**How to complete this task:** The entries below should be set down again exactly, with every picture left out.

Entries from a dataset of interfaces

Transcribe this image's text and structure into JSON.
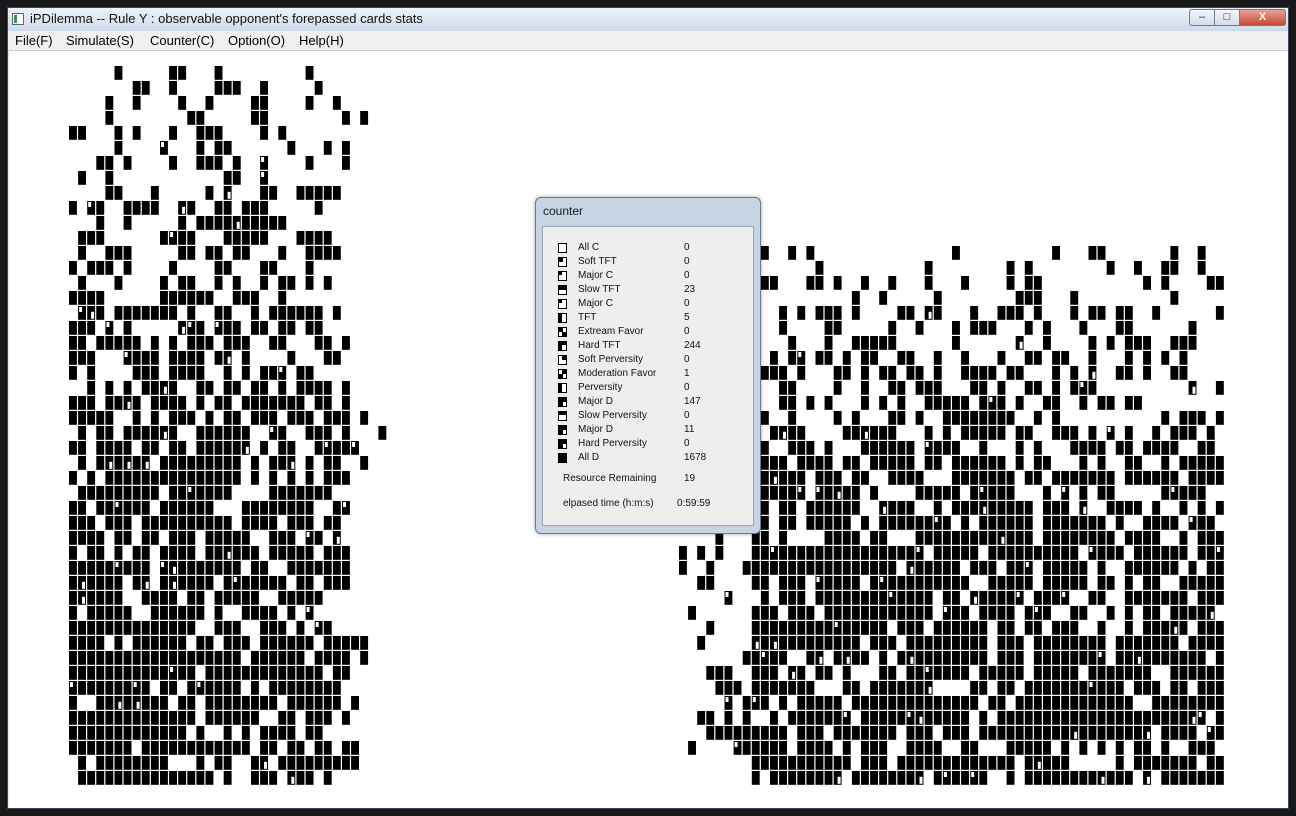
{
  "window": {
    "title": "iPDilemma -- Rule Y : observable opponent's forepassed cards stats",
    "minimize_label": "–",
    "maximize_label": "□",
    "close_label": "X"
  },
  "menu": [
    {
      "label": "File(F)"
    },
    {
      "label": "Simulate(S)"
    },
    {
      "label": "Counter(C)"
    },
    {
      "label": "Option(O)"
    },
    {
      "label": "Help(H)"
    }
  ],
  "counter_dialog": {
    "title": "counter",
    "rows": [
      {
        "label": "All C",
        "value": "0",
        "icon": "all-c-icon"
      },
      {
        "label": "Soft TFT",
        "value": "0",
        "icon": "soft-tft-icon"
      },
      {
        "label": "Major C",
        "value": "0",
        "icon": "major-c-icon"
      },
      {
        "label": "Slow TFT",
        "value": "23",
        "icon": "slow-tft-icon"
      },
      {
        "label": "Major C",
        "value": "0",
        "icon": "major-c-icon"
      },
      {
        "label": "TFT",
        "value": "5",
        "icon": "tft-icon"
      },
      {
        "label": "Extream Favor",
        "value": "0",
        "icon": "extream-favor-icon"
      },
      {
        "label": "Hard TFT",
        "value": "244",
        "icon": "hard-tft-icon"
      },
      {
        "label": "Soft Perversity",
        "value": "0",
        "icon": "soft-perversity-icon"
      },
      {
        "label": "Moderation Favor",
        "value": "1",
        "icon": "moderation-favor-icon"
      },
      {
        "label": "Perversity",
        "value": "0",
        "icon": "perversity-icon"
      },
      {
        "label": "Major D",
        "value": "147",
        "icon": "major-d-icon"
      },
      {
        "label": "Slow Perversity",
        "value": "0",
        "icon": "slow-perversity-icon"
      },
      {
        "label": "Major D",
        "value": "11",
        "icon": "major-d-icon"
      },
      {
        "label": "Hard Perversity",
        "value": "0",
        "icon": "hard-perversity-icon"
      },
      {
        "label": "All D",
        "value": "1678",
        "icon": "all-d-icon"
      }
    ],
    "resource_label": "Resource Remaining",
    "resource_value": "19",
    "elapsed_label": "elpased time (h:m:s)",
    "elapsed_value": "0:59:59"
  },
  "colors": {
    "cell_black": "#000000",
    "cell_white": "#ffffff",
    "canvas": "#ffffff",
    "titlebar": "#cfdbe9"
  },
  "grid_legend": "black cells = All D strategy; patterned cells = TFT variants"
}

**Result:**
Transcribe this image's text and structure into JSON.
{
  "window": {
    "title": "iPDilemma -- Rule Y : observable opponent's forepassed cards stats",
    "minimize_label": "–",
    "maximize_label": "□",
    "close_label": "X"
  },
  "menu": [
    {
      "label": "File(F)"
    },
    {
      "label": "Simulate(S)"
    },
    {
      "label": "Counter(C)"
    },
    {
      "label": "Option(O)"
    },
    {
      "label": "Help(H)"
    }
  ],
  "counter_dialog": {
    "title": "counter",
    "rows": [
      {
        "label": "All C",
        "value": "0",
        "icon": "all-c-icon"
      },
      {
        "label": "Soft TFT",
        "value": "0",
        "icon": "soft-tft-icon"
      },
      {
        "label": "Major C",
        "value": "0",
        "icon": "major-c-icon"
      },
      {
        "label": "Slow TFT",
        "value": "23",
        "icon": "slow-tft-icon"
      },
      {
        "label": "Major C",
        "value": "0",
        "icon": "major-c-icon"
      },
      {
        "label": "TFT",
        "value": "5",
        "icon": "tft-icon"
      },
      {
        "label": "Extream Favor",
        "value": "0",
        "icon": "extream-favor-icon"
      },
      {
        "label": "Hard TFT",
        "value": "244",
        "icon": "hard-tft-icon"
      },
      {
        "label": "Soft Perversity",
        "value": "0",
        "icon": "soft-perversity-icon"
      },
      {
        "label": "Moderation Favor",
        "value": "1",
        "icon": "moderation-favor-icon"
      },
      {
        "label": "Perversity",
        "value": "0",
        "icon": "perversity-icon"
      },
      {
        "label": "Major D",
        "value": "147",
        "icon": "major-d-icon"
      },
      {
        "label": "Slow Perversity",
        "value": "0",
        "icon": "slow-perversity-icon"
      },
      {
        "label": "Major D",
        "value": "11",
        "icon": "major-d-icon"
      },
      {
        "label": "Hard Perversity",
        "value": "0",
        "icon": "hard-perversity-icon"
      },
      {
        "label": "All D",
        "value": "1678",
        "icon": "all-d-icon"
      }
    ],
    "resource_label": "Resource Remaining",
    "resource_value": "19",
    "elapsed_label": "elpased time (h:m:s)",
    "elapsed_value": "0:59:59"
  },
  "colors": {
    "cell_black": "#000000",
    "cell_white": "#ffffff",
    "canvas": "#ffffff",
    "titlebar": "#cfdbe9"
  },
  "grid_legend": "black cells = All D strategy; patterned cells = TFT variants"
}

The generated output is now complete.